Most basic: If A, then B.

A implies that B will occur.

If idea A is true, idea B cannot be false.

laws of thought
Laws of thought

Five Laws of Thought:

1. Law of Identity: If A, then A.

If this is a pencil, then it is a pencil.

law 2
Law #2

Law of non-contradiction:

Nothing can be A and not A.

This pencil cannot also not be a pencil.

law 3
Law #3

Law of Excluded Middle

Everything is either A or not A.

Everything is either a pencil or not a pencil.

law 4
Law #4

All proof must end somewhere, and is dependent on developed systems of classification.

The word for this object is ‘pencil’. Therefore it is a pencil.

law 5
Law #5

The Law of Infinite Regress

  • Infinite regress arises when we ask what are the justifications for the reasons themselves.
  • If the reasons count as knowledge, they must themselves be justified with reasons for the reasons, and so on, ad infinitum.

This is a pencil.


Because it writes on paper with lead.

But why does that define it as a pencil?

Because all of these other objects that also write with lead on paper are called pencils.


reliable generalizations
“Reliable” generalizations

Generally reliable…generalizations…will have the following:

  • Number of confirmed experiences are greater than 1.
  • Variety of circumstances with same results.
  • Exceptions and counter examples have been examined.
  • Coherence—even more evidence required for surprising claims or results.
  • Subject area reliability

(For more, see pg. 123 of text)

truth and validity
Truth and validity
  • Truth and validity are NOT the same thing. Often, premises are based on generalizations.
  • TESTS:
    • Are the premises true?
    • Are the arguments valid?
      • AN argument that follows a valid process may not be true.


    • When the first two premises are true, the conclusion will be true.
    • When one of the two premises is false, the conclusion is false.
    • If the conclusion of an argument is not true, then either the argument is invalid or at least one premise is false.

Example of a syllogism that is ALWAYS valid:

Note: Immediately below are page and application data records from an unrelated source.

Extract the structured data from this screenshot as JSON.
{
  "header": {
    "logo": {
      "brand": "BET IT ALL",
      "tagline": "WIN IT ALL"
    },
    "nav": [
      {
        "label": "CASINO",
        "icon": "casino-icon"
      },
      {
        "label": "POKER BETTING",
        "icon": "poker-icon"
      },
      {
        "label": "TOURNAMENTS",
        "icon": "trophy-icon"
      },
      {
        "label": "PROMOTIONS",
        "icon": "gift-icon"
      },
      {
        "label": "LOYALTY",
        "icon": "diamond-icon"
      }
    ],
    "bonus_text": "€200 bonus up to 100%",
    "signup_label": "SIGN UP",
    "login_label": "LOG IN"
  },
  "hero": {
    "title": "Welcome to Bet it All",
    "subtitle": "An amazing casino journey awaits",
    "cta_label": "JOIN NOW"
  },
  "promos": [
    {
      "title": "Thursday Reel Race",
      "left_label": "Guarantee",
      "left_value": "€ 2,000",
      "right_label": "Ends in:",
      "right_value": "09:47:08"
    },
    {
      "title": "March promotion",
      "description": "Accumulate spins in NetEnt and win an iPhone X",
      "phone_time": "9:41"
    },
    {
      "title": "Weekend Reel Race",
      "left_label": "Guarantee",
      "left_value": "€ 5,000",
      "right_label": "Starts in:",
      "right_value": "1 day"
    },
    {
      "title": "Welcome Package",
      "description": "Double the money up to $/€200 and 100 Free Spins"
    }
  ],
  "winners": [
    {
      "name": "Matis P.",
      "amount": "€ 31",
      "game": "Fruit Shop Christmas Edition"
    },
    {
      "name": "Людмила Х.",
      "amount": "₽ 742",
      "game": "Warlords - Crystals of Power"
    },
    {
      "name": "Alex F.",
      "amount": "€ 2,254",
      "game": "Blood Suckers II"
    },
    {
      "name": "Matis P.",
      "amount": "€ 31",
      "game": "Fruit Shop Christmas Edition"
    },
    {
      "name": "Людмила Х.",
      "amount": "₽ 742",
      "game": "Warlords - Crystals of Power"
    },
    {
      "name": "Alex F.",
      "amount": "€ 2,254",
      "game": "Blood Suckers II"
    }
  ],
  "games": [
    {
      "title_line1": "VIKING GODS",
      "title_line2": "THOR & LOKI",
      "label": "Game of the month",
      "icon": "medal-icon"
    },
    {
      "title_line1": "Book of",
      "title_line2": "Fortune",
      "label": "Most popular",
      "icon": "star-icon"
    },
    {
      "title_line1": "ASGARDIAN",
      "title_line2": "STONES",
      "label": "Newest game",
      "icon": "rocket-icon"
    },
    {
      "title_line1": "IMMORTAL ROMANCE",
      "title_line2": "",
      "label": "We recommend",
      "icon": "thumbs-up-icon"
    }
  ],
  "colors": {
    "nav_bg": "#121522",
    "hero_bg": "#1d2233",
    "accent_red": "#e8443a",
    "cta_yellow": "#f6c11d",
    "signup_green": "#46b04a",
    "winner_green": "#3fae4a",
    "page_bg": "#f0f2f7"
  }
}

    • All As are Bs, Some As are Cs. Therefore, some Bs are Cs.
    • Can you draw this in a Venn diagram?
      • For more, see pg. 114-115 of text.